From here I went about pushing the pace and testing my limits, but as I came into the Endurocross section on the second lap, the only limits I was about to test were the limits of tire traction on a wet log. As I rounded a corner and headed towards a small log double (nothing incredibly difficult) I remember thinking that there was a lot of fresh water on the ground, which I knew would make doubling the logs a little tougher, but I was committed. I took to the air and as I approached the second log, I clipped it just slightly with the front tire. I landed in the dirt, front wheel first with my back end teetering on the brink of falling forward. It seemed like it took ages for my bike to decide whether or not to send me over the bars and I remember arguing with myself over the idea that I could save it. Finally my bike came to the decision that there was just enough momentum to tip me forward and I was forced to step through the bars as my bike came to a perfect stop, upside-down, resting on its seat and handlebars. Luckily, it never stalled and I was able to remount and take off without losing the lead.
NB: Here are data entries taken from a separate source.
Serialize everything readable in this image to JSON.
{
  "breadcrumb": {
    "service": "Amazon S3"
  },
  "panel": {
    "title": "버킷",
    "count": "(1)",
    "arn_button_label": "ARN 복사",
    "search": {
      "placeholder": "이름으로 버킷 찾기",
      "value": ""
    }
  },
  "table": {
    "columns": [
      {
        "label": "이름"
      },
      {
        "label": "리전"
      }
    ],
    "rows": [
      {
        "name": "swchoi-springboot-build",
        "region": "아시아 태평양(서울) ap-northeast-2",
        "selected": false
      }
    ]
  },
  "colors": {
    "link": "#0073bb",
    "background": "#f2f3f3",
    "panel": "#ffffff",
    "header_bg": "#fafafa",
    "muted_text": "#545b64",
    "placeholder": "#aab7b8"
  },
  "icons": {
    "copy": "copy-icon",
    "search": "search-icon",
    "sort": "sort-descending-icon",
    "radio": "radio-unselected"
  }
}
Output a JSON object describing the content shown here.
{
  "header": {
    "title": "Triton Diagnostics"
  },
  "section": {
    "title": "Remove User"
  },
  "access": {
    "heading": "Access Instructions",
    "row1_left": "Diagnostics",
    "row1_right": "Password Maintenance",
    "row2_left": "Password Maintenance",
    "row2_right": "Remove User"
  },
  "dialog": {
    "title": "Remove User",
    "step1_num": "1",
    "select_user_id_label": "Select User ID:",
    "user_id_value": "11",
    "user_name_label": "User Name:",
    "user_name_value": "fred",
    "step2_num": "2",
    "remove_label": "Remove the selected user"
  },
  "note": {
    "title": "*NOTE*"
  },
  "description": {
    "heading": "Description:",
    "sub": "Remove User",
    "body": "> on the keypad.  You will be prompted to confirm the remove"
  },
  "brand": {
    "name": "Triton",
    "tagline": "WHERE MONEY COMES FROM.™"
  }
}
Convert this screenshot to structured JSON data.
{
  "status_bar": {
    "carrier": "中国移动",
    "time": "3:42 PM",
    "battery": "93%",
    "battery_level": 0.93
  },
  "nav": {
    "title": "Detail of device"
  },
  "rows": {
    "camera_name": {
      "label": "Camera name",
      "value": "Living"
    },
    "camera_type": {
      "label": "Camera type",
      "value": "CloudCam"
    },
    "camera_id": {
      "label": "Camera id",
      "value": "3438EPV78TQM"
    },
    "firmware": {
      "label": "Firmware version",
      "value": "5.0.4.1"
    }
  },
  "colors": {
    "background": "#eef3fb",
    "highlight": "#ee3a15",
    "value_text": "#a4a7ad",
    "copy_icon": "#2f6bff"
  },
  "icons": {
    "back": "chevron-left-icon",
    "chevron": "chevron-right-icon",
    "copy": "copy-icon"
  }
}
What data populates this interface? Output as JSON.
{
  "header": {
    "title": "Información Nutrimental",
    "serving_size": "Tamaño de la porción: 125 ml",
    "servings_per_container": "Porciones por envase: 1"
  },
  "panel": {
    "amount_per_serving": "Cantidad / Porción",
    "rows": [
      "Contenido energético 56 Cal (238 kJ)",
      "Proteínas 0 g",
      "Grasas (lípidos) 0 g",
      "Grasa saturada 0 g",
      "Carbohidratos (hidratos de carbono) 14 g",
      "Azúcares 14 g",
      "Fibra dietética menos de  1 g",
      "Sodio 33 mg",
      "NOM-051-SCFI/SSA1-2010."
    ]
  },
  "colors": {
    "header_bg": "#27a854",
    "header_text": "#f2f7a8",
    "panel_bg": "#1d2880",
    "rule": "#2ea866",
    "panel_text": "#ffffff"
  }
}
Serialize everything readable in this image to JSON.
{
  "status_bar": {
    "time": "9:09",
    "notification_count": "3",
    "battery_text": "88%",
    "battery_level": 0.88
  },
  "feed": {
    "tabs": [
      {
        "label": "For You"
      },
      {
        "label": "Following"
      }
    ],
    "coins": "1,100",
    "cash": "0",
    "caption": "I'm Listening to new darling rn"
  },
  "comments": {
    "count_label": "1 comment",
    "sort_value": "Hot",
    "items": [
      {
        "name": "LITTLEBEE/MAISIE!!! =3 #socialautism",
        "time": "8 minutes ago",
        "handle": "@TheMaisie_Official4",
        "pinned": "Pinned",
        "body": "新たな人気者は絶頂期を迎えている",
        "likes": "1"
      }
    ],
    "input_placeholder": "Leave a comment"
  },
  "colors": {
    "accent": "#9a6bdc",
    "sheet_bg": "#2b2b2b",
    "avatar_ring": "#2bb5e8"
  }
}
It took a couple laps to beat the clutch perch back into a comfortable position, but once I did, the rest of the race was smooth sailing. I had pulled a decent lead and was focusing on achieving my goal of keeping my laps consistent, not dropping off the pace, which worked out well for the majority of the race. It wasn’t until the final couple of laps that my times began to drop, and even then it was more due to my hands getting hot spots than my body fatiguing. All in all, I was quite satisfied with how I held up in the heat as I crossed the finish line and took my third win of the series.
It was another great weekend for me, and my team: Precision Concepts, Alamo Alarms Racing. The team made some adjustments after practice to help with the square-edged chop and it made a big difference on race day as my bike handled the challenging conditions very well. The WORCS crew did a stellar job with the facility; especially considering the conditions weren’t ideal for keeping water on the course. Thanks to my personal sponsors: Fox Racing, Alamo Alarms, PODmx knee braces, USWE hydration systems (the hands-free device made such a huge difference on a blisteringly hot weekend), THR Motorsports, Northland Motorsports and Ryan Abbatoye Designs. Congratulations to Ryan Abbatoye for earning his first ever WORCS podium (not bad for sitting at a desk all day). Thanks to my family and friends, my fiancé for everything she does, my mechanic Phil, and Ty and John back at Precision for working their butts off in preparation for the Baja 500.
Speaking of the Baja 500: it’s always such a fun race and I can’t wait to get down there and start riding. I feel we have a great team. I’m thrilled to again be partnered with David Pearson and Steve Hengeveld, and excited to have Taylor Robert joining us, adding more speed and depth to an already stacked group of talent. After winning last year’s 500, we’re definitely planning on repeating and I’m looking forward to having another close battle with the KTM and Honda boys. See you all down south!
Thank you to all the Precision Concepts, Alamo Alarm Kawasaki team sponsors: FMF Exhaust, GPR Stabilizers, IMS Racing, BRP Triple Clamps, AME Grips, Kalgard Oils/Lubricants, Ryan Abbatoye Designs, AP Brakes, LAPC Pistons, Renthal Handlebars/Sprockets, Dunlop Tires, VP Racing Fuels, DT1 Air Filters, K&N Oil Filters, Hinson, Matrix Concepts, RK/Excel, Acerbis, Works Connection, Zip-Ty Racing, SealSavers, Baja Designs.